I saw it through the windows as a child –
…..Some fine, well-founded house
…..Placed high: on an embankment,
…..Over a green hill where
…..the clouds rest easy,
…..and the sun spreads it hands.
I’d be walking past with my schoolbag
…..And look up, always up.
Some grace note would sound –
…..A wind chime, a fresh breeze
…..Through neat European trees,
…..And I’d be mourning it:
…..The sense of cleanly purpose,
…..The door opening on an impossible decency.
Where else does longing start but in mistaking
…..Something strange for something lost?
A Tall Man’s Prayer
Lord, let me not fall
…..Crookedly into place–
Rather keep me upright.
Let my tall shadow fall
…..Evenly in all weathers.
My legs keep limber,
My knees well-hinged,
And my long back straight–

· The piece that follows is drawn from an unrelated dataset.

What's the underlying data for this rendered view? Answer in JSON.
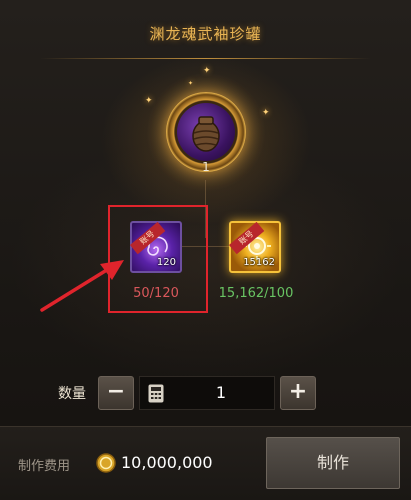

…..Keep it a ladder of bones.
If I must bend with age
Let that bending be easy–
Let it be bending
…..Truly – not stooping.
ABOUT THE POET
ELIAS GREIG is a PhD candidate at the University of Sydney. His research focusses on the link between poetic and political representation in the early work of William Wordsworth. Other research interests include William Hazlitt, Mary Wollstonecraft, British Radicalism in the 1790s, and Robert Burns. He has discussed Romantic Literature on ABC radio, reviewed theatre for The Conversation, and is the Postgraduate Representative for the Romantic Studies Association of Australasia (RSAA). All these achievements have been funded by over ten years of casual work: in retail, as a shoe salesman, and, most recently, bookseller; in academia, as a casual lecturer and tutor at the University of Sydney, and, most recently, casual marker at several universities across Australia. Of these occupations, shoes pay best, books worst, and marking is by far the most unpleasant.